DATASET RECORDS:
+ + + +

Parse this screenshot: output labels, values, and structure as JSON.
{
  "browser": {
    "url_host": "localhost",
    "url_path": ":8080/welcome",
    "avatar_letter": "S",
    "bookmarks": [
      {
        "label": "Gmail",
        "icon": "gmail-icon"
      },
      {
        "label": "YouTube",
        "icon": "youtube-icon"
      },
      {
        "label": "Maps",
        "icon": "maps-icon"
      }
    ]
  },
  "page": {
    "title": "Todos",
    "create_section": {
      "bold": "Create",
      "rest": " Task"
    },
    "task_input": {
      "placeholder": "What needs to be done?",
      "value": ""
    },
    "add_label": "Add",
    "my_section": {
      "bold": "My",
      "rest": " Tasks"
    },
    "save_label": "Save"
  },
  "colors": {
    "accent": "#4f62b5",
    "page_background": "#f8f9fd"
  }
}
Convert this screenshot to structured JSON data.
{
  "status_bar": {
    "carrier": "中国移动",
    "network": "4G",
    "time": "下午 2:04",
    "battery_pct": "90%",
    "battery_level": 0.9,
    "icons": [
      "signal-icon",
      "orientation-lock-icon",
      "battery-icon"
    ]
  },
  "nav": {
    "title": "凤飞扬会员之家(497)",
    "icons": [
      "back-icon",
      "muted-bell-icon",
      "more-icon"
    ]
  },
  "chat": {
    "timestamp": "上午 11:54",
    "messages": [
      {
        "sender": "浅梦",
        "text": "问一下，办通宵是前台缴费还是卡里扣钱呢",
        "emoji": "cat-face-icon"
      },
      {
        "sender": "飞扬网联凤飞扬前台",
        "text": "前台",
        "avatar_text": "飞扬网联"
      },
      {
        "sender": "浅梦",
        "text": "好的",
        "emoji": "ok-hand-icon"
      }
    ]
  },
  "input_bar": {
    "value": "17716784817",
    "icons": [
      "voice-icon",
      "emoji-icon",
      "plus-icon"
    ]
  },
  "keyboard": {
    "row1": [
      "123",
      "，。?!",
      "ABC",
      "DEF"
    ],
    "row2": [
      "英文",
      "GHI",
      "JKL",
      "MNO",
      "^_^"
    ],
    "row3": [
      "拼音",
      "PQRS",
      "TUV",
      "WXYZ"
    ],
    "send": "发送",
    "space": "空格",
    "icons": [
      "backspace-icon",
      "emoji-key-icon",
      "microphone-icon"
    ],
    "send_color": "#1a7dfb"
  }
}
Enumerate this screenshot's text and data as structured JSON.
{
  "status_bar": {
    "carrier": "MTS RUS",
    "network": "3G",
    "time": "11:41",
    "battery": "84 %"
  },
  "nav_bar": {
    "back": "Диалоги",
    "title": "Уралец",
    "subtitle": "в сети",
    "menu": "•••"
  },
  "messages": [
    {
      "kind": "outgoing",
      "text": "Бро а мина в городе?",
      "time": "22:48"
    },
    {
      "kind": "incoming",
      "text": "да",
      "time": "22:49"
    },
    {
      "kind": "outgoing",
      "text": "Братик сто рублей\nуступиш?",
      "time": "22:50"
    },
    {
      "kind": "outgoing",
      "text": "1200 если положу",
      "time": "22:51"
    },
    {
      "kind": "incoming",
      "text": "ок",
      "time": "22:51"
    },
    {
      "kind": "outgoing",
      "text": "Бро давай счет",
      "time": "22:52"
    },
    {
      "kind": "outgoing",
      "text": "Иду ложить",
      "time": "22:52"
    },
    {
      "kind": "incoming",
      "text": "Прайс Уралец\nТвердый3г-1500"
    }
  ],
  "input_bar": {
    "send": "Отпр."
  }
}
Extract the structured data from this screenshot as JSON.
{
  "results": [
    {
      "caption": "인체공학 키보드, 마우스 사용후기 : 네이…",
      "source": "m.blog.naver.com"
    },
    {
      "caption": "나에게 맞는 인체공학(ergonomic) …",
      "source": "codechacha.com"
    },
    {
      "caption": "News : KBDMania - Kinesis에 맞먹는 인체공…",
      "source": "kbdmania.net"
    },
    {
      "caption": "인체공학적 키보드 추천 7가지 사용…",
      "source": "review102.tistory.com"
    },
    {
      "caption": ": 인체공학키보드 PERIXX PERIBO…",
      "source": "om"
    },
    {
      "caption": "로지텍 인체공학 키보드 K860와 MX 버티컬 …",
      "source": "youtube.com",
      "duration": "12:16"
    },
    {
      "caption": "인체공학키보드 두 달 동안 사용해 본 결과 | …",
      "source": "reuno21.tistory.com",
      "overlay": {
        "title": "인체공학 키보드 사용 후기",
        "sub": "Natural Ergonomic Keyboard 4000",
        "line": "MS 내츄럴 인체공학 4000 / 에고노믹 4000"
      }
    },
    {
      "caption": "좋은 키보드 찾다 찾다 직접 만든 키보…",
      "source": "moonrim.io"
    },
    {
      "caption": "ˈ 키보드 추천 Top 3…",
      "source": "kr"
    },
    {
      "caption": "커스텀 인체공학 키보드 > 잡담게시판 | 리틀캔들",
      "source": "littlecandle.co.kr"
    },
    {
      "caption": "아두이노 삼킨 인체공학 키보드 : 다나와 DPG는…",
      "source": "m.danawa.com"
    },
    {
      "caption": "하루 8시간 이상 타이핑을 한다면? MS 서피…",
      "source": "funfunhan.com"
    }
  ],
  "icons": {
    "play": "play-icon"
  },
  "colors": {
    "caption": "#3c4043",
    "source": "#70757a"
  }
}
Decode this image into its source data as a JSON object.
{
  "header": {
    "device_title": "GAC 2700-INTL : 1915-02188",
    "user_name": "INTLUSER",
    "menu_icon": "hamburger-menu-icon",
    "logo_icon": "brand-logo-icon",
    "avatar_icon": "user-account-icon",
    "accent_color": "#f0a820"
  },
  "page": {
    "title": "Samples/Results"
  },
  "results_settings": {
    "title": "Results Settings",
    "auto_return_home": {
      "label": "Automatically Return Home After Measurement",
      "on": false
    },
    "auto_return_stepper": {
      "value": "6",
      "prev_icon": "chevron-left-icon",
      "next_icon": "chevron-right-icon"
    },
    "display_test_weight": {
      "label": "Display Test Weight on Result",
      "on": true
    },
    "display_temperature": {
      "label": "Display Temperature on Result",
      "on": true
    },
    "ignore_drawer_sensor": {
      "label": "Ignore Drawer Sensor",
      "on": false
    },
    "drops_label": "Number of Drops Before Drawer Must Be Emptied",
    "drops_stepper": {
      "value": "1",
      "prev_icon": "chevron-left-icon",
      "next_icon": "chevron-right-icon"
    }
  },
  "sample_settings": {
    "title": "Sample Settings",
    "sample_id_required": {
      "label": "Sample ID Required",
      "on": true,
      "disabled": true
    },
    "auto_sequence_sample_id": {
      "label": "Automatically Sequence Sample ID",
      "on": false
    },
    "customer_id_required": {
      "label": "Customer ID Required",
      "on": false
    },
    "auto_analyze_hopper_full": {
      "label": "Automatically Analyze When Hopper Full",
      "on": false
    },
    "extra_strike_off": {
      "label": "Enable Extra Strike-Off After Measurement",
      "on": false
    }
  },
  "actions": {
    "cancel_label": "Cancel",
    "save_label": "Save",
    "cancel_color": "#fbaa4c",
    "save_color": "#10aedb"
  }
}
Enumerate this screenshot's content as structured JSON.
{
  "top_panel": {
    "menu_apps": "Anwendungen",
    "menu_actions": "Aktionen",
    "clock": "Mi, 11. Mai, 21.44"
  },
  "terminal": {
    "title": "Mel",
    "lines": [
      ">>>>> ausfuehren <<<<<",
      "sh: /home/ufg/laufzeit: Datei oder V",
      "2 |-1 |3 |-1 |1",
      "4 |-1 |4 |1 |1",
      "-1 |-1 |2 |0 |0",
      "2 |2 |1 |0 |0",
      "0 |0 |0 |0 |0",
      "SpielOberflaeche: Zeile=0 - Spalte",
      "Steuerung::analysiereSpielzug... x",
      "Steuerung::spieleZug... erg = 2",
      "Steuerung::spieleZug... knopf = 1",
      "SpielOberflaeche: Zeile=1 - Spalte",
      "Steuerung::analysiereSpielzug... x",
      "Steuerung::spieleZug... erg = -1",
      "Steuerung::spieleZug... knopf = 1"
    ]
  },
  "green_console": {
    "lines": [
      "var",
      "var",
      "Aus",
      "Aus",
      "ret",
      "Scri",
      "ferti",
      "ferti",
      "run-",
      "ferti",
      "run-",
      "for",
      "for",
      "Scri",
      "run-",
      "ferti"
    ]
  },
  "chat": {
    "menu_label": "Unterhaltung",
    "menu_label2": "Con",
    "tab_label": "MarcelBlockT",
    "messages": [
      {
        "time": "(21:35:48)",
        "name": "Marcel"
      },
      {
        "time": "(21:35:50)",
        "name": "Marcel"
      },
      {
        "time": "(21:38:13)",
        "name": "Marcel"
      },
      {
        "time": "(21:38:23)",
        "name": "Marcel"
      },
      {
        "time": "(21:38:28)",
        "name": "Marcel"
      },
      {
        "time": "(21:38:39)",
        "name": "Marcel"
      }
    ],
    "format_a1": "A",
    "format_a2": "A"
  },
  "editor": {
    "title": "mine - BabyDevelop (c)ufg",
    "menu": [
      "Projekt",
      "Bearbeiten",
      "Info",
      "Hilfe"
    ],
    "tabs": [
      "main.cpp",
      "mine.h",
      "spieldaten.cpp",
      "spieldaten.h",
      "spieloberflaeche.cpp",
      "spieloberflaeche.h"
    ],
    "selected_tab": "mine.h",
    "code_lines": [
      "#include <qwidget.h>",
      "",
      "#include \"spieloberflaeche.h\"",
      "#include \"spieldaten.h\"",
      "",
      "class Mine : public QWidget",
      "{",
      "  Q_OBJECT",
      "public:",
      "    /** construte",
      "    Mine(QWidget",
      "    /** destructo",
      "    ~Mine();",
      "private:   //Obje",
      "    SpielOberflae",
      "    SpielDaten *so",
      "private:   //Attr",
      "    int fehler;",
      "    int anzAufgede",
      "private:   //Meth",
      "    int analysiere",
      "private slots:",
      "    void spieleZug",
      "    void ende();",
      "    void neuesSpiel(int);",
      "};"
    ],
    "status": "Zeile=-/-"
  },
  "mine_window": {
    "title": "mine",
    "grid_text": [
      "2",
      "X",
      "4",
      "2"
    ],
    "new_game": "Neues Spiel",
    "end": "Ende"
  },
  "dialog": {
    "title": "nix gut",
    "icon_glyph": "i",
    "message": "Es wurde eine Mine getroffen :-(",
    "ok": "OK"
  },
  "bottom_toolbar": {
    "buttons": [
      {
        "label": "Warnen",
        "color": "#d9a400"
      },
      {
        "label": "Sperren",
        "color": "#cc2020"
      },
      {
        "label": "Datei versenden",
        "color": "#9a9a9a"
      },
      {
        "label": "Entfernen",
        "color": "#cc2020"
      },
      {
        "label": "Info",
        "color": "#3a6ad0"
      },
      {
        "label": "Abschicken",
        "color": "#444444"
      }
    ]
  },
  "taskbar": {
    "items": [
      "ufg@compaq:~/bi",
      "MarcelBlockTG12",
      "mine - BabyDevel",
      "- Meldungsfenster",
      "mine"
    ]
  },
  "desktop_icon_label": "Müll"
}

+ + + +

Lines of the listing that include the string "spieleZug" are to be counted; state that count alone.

TASK SOLUTION: 5